Despite a history of extremism and unconventional political developments in Kenya, relatively little empirical research has been done to determine why and how individuals join al-Shabaab and the Mombasa Republican Council (MRC). This paper is based on interviews with Kenyan and Somali-Kenyan individuals associated with al-Shabaab and the MRC. These organisations have very different profiles. Al-Shabaab pursues an Islamist terrorist agenda while the MRC pursues a secessionist agenda; the latter has not carried out terrorist attacks. Muslim youth have joined extremist groups as a counter-reaction to what they see as government-imposed ‘collective punishment’ driven by the misguided perception that all Somali and Kenyan-Somali nationals are potential terrorists. As long as Kenyan citizens exclusively identify with an ethnic/ religious identity that is perceived to be under threat, radicalisation will increase.
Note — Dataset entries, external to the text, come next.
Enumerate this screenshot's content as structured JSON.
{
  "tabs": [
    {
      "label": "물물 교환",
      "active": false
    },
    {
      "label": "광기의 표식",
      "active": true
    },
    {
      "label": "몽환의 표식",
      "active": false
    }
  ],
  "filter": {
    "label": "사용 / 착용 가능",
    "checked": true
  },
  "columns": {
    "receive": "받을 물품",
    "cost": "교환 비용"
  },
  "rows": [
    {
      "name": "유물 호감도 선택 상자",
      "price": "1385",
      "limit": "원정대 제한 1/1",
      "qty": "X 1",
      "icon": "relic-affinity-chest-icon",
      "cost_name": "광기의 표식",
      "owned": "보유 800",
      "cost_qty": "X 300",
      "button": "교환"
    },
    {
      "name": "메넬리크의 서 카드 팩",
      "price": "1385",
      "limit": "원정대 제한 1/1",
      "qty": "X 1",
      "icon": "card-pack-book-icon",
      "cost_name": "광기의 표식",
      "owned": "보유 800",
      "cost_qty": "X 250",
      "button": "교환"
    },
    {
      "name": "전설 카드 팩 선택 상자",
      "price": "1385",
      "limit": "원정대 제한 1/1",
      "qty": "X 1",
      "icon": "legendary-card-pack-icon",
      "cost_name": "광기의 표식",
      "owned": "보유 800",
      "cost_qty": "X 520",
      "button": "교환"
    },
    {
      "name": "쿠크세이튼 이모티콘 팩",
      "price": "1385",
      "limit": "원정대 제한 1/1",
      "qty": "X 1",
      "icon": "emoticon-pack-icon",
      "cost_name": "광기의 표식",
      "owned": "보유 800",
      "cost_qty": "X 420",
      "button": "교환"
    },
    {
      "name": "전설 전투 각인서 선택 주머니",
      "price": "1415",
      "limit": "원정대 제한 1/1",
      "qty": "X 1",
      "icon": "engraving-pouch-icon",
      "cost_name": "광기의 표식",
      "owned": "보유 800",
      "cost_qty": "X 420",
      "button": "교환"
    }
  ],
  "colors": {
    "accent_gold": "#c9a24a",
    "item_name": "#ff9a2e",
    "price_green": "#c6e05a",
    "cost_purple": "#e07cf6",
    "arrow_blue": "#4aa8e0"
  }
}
A similar study was conducted in Somalia and the results have been published here.
About the author
Anneli Botha has been a senior researcher on terrorism at the Institute for Security Studies in Pretoria since 2003. After completing an honours degree in international politics she joined the South African Police Service’s Crime Intelligence Unit in 1993, focusing, among other things, on terrorism and religious extremism. She has a master’s degree in political studies from the University of Johannesburg and a PhD from the University of the Free State. Her specific areas of interest are counter-terrorism strategies and the underlying causes of terrorism and radicalisation.
Media coverage of this Paper:
The Star (Kenya)